The Texas-based HBCU received $50 million, the largest gift of any of the 23 HBCUs Scott directly supported. Of that, $33 million went into a variety of endowment accounts, a PVAMU spokesperson told The Plug.
“With this substantial addition of funds, the University’s $95 million endowment increased nearly 40 percent to almost $130 million, making it one of the largest endowments at a Historically Black College or University,” the spokesperson said.
Through funds allocated from the endowment, PVAMU was able to launch the Toni Morrison Writer-in-Residence Program with an inaugural event with famed writer, poet and close friend and colleague of Toni Morrison, Nikki Giovanni. The school is also using some of the funds to hire 23 new tenure-track faculty.
The remaining $17 million was used in two areas:
- $10 million went to create the Panther Student Success Grant Program, an effort to assist primarily juniors and seniors with unpaid balances created by the financial challenges posed by Covid-19.
- $7 million went to the construction of a new state-of-the-art engineering building
The past year has also been a historic funding year for the school after the visibility that came from Scott’s gift. PVAMU raised more than $70 million, the spokesperson said.
Tougaloo College: Received $6 million
“We are deeply grateful to philanthropist MacKenzie Scott for her magnanimous generosity as it enabled us to advance major initiatives,” Carmen Walters, President of Tougaloo, told The Plug.
Scott’s $6 million was the largest from a named donor in the Mississippi-based college’s 150-year history. Over the past year, the school used $2.5 million for merit and need-based scholarships, put $1.15 million toward significant upgrades to five campus facilities and the remaining $2.35 million went to establishing a fund that will support scholarships, technology and infrastructure improvements.
As a result of Scott’s gift, the College garnered numerous unexpected gifts from private donors, according to a Tougaloo spokesperson:
- Two anonymous donors gave gifts totaling $2.75 million for scholarships.
- TikTok gave $1 million for scholarships to prepare students for public health careers.
- Gilead Sciences gave $1 million for social justice programming and student support.
University of Maryland Eastern Shore: Received $20 million
For UMES, Scott’s gift was the largest donation it had ever received. All $20 million went into endowment accounts and the spendable income from these accounts will go towards student scholarships, faculty development and support for the University’s sponsored research programs, according to a UMES spokesperson.

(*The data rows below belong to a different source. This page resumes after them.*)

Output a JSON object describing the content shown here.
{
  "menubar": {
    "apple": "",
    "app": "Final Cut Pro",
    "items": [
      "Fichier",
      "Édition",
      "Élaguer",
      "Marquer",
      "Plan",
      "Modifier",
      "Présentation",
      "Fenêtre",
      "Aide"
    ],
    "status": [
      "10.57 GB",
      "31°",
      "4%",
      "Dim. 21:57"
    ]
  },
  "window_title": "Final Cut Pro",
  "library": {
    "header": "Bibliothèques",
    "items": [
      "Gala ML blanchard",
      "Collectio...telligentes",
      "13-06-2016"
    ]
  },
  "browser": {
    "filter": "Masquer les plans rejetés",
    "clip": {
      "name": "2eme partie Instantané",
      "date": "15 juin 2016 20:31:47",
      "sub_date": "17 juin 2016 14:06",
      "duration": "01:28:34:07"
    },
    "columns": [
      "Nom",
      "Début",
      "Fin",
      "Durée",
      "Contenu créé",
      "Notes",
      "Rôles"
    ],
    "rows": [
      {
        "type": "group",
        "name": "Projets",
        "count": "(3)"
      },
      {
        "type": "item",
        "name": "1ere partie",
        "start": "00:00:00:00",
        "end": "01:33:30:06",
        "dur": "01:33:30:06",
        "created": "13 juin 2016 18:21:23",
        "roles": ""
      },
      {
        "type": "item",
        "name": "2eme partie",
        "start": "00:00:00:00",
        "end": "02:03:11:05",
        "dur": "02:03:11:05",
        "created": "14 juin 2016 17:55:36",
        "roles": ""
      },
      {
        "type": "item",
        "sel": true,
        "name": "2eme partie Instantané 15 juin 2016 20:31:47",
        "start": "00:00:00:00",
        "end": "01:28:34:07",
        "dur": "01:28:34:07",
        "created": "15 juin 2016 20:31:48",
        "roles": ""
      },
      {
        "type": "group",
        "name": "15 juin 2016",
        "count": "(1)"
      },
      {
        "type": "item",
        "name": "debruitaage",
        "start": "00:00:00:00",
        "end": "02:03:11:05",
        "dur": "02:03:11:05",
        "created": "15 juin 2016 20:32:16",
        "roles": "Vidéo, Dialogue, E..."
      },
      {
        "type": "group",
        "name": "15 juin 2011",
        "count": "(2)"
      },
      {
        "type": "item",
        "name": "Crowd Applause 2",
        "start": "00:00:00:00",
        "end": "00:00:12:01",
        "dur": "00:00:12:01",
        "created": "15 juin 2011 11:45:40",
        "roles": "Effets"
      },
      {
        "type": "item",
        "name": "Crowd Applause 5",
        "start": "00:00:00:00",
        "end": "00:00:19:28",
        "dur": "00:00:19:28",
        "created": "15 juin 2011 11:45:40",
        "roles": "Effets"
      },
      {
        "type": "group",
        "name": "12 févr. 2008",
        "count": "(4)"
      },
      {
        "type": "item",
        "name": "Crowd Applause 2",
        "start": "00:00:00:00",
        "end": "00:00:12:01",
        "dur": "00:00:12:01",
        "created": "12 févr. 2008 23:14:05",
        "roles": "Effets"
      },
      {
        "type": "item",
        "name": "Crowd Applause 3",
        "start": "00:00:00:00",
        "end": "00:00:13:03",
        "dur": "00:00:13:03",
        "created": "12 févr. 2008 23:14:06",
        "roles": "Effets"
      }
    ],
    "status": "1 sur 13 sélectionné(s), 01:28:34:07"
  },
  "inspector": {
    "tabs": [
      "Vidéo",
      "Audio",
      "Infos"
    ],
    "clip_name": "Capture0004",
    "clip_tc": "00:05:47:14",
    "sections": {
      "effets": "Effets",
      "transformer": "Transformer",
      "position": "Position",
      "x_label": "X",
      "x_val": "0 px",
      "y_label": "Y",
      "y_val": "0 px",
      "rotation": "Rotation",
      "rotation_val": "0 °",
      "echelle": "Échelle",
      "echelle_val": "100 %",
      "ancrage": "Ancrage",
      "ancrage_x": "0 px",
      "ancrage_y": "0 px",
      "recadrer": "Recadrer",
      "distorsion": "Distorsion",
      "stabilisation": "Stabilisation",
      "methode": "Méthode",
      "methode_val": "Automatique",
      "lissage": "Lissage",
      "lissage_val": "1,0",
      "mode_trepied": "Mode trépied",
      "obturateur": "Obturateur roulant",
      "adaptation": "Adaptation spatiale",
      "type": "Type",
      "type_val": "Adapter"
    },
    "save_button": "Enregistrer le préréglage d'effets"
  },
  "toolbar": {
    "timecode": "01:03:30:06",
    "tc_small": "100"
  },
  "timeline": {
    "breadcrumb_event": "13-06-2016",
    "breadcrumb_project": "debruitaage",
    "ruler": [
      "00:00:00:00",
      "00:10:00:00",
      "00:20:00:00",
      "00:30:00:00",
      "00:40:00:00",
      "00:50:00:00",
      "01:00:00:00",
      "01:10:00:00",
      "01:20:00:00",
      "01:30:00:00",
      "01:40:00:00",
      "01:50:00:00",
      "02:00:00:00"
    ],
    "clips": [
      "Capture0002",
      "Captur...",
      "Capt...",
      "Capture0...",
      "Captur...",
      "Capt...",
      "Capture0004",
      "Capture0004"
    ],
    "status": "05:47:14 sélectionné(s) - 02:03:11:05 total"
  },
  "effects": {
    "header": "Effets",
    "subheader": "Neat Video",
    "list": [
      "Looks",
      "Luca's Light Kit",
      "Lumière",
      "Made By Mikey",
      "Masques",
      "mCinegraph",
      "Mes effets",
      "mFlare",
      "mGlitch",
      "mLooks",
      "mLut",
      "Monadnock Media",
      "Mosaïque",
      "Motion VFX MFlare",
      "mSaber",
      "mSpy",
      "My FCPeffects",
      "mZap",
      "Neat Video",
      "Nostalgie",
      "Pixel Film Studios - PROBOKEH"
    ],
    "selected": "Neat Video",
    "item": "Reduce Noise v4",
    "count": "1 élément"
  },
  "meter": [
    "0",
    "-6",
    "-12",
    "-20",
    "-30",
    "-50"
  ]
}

The school said since Scott’s gift, they have received a few large anonymous donations, but can’t verify whether or not they were inspired by the gift.

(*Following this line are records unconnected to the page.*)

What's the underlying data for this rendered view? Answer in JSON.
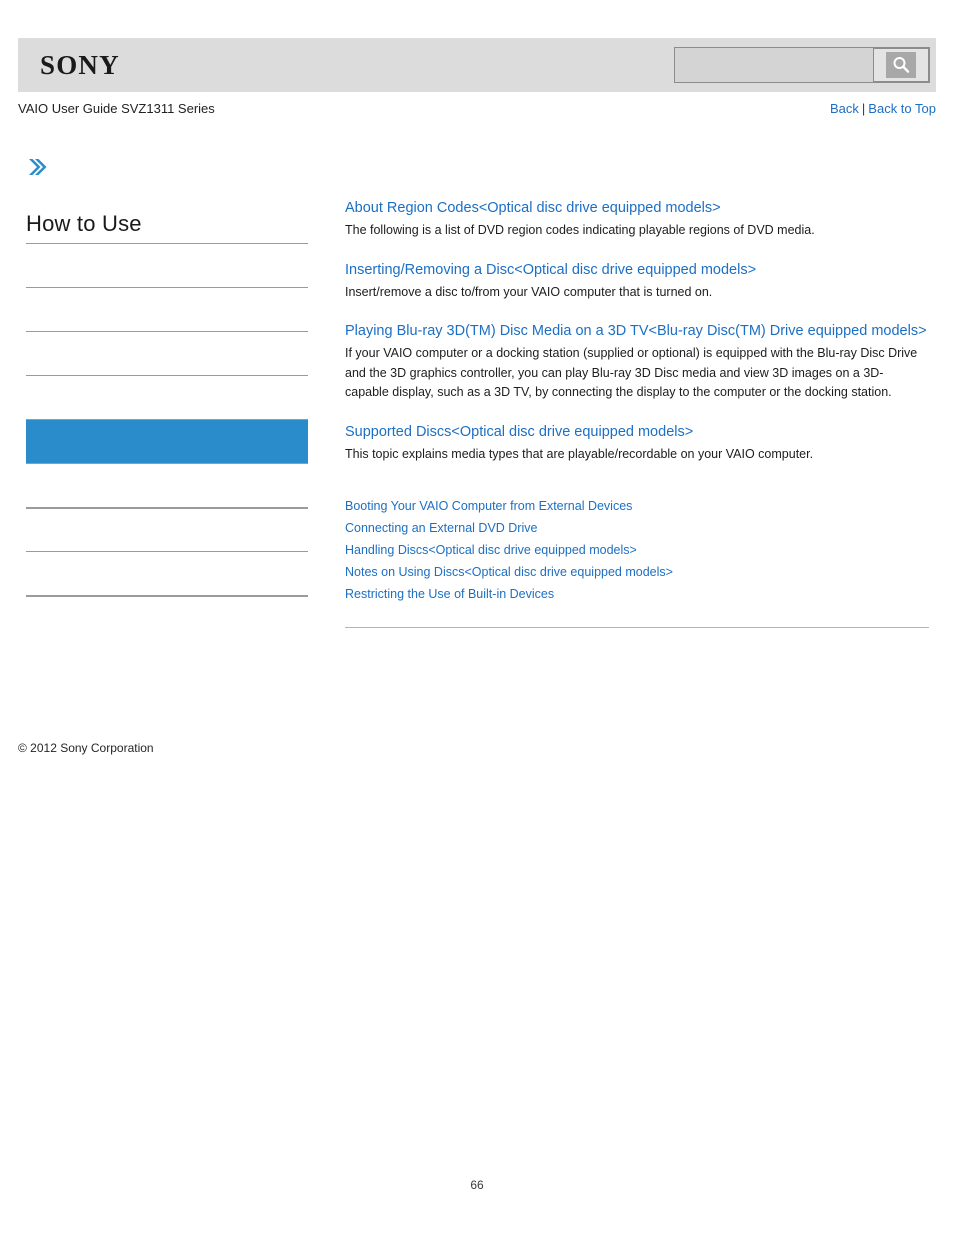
{
  "header": {
    "logo_text": "SONY",
    "search": {
      "value": "",
      "placeholder": "",
      "button_icon": "search-icon"
    }
  },
  "subheader": {
    "guide_title": "VAIO User Guide SVZ1311 Series",
    "back_label": "Back",
    "separator": "|",
    "back_to_top_label": "Back to Top"
  },
  "sidebar": {
    "chevron_icon": "double-chevron-right-icon",
    "heading": "How to Use",
    "accent_color": "#2b8ccb",
    "items": [
      {
        "label": "",
        "active": false
      },
      {
        "label": "",
        "active": false
      },
      {
        "label": "",
        "active": false
      },
      {
        "label": "",
        "active": false
      },
      {
        "label": "",
        "active": true
      },
      {
        "label": "",
        "active": false
      },
      {
        "label": "",
        "active": false
      },
      {
        "label": "",
        "active": false
      },
      {
        "label": "",
        "active": false
      }
    ]
  },
  "content": {
    "topics": [
      {
        "title": "About Region Codes<Optical disc drive equipped models>",
        "description": "The following is a list of DVD region codes indicating playable regions of DVD media."
      },
      {
        "title": "Inserting/Removing a Disc<Optical disc drive equipped models>",
        "description": "Insert/remove a disc to/from your VAIO computer that is turned on."
      },
      {
        "title": "Playing Blu-ray 3D(TM) Disc Media on a 3D TV<Blu-ray Disc(TM) Drive equipped models>",
        "description": "If your VAIO computer or a docking station (supplied or optional) is equipped with the Blu-ray Disc Drive and the 3D graphics controller, you can play Blu-ray 3D Disc media and view 3D images on a 3D-capable display, such as a 3D TV, by connecting the display to the computer or the docking station."
      },
      {
        "title": "Supported Discs<Optical disc drive equipped models>",
        "description": "This topic explains media types that are playable/recordable on your VAIO computer."
      }
    ],
    "related_links": [
      "Booting Your VAIO Computer from External Devices",
      "Connecting an External DVD Drive",
      "Handling Discs<Optical disc drive equipped models>",
      "Notes on Using Discs<Optical disc drive equipped models>",
      "Restricting the Use of Built-in Devices"
    ]
  },
  "footer": {
    "copyright": "© 2012 Sony Corporation",
    "page_number": "66"
  }
}
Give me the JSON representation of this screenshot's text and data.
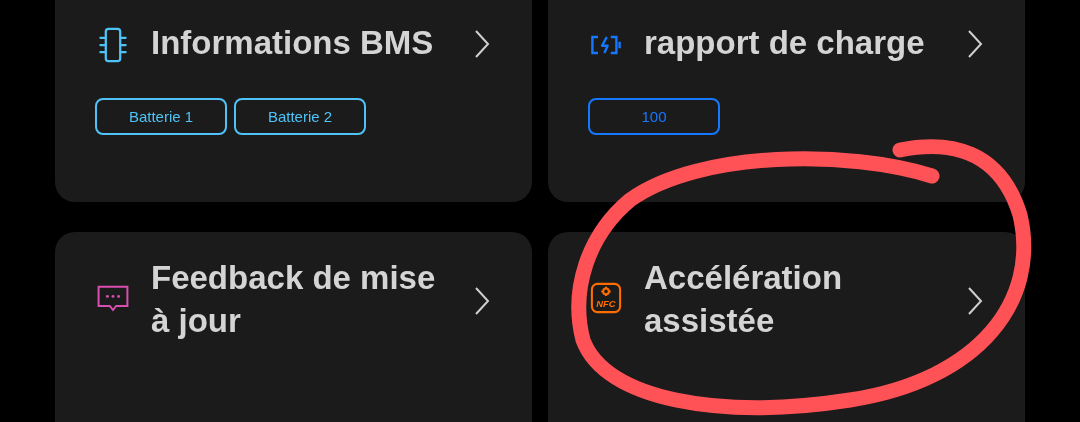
{
  "cards": [
    {
      "kind": "chip",
      "title": "Informations BMS",
      "color": "#4fc3f7",
      "chips": [
        "Batterie 1",
        "Batterie 2"
      ]
    },
    {
      "kind": "battery",
      "title": "rapport de charge",
      "color": "#1677ff",
      "chips": [
        "100"
      ]
    },
    {
      "kind": "message",
      "title": "Feedback de mise à jour",
      "color": "#d94fb0"
    },
    {
      "kind": "nfc",
      "title": "Accélération assistée",
      "color": "#ff6d00",
      "icon_label": "NFC"
    }
  ],
  "annotation": {
    "kind": "circle",
    "color": "#ff5257"
  }
}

Virginia State University: Received $30 million
For VSU, Scott’s gift was the largest donation to date.
“The gift will provide broader opportunities focusing on a holistic approach to academic excellence and student success and engagement while emphasizing leadership and professional development, career planning, and experiential learning,” the school said in a statement at the time.

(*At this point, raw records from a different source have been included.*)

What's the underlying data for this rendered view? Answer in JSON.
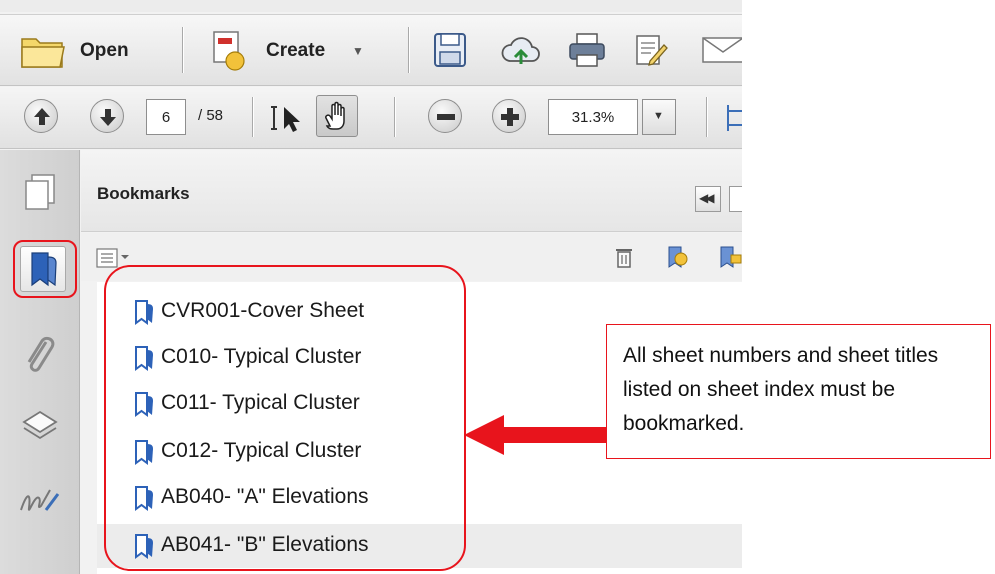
{
  "toolbar": {
    "open_label": "Open",
    "create_label": "Create",
    "page_current": "6",
    "page_total": "/ 58",
    "zoom_value": "31.3%"
  },
  "panel": {
    "title": "Bookmarks"
  },
  "bookmarks": [
    {
      "label": "CVR001-Cover Sheet"
    },
    {
      "label": "C010- Typical Cluster"
    },
    {
      "label": "C011- Typical Cluster"
    },
    {
      "label": "C012- Typical Cluster"
    },
    {
      "label": "AB040- \"A\" Elevations"
    },
    {
      "label": "AB041- \"B\" Elevations"
    }
  ],
  "annotation": {
    "callout_text": "All sheet numbers and sheet titles listed on sheet index must be bookmarked."
  },
  "colors": {
    "annotation_red": "#e8141c",
    "bookmark_icon_blue": "#2d62b8"
  },
  "icons": [
    "folder-icon",
    "create-pdf-icon",
    "save-icon",
    "cloud-upload-icon",
    "print-icon",
    "edit-icon",
    "email-icon",
    "page-up-icon",
    "page-down-icon",
    "select-cursor-icon",
    "hand-tool-icon",
    "zoom-out-icon",
    "zoom-in-icon",
    "page-thumbnails-icon",
    "bookmark-icon",
    "attachment-paperclip-icon",
    "layers-icon",
    "signature-icon",
    "bookmark-options-icon",
    "delete-bookmark-icon",
    "new-bookmark-icon",
    "collapse-panel-icon"
  ]
}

A spokesperson declined to comment on how specifically the money has been spent over the past year, saying VSU hasn’t shared the information outside of Scott’s team.
Voorhees College: Received $4 million
For the South Carolina-based HBCU, Scott’s gift was the largest single donation in its history.
“Her gift will be used in a variety of ways to include scholarship dollars for students, financial support to non-traditional and international students, healthcare for employees, facility upgrades and deferred maintenance, and the establishment of endowed chairs,” W. Franklin Evans, President of Voorhees, said in a statement at the time.
Winston-Salem State University: Received $30 million
For WSSU, Scott’s gift, like nearly every school, was its largest donation ever.
At the time it was announced, the school said her donation would be “strategically invested to meet the University’s highest priorities.”
The school did not respond to questions about how the $30 million has specifically been used over the past year.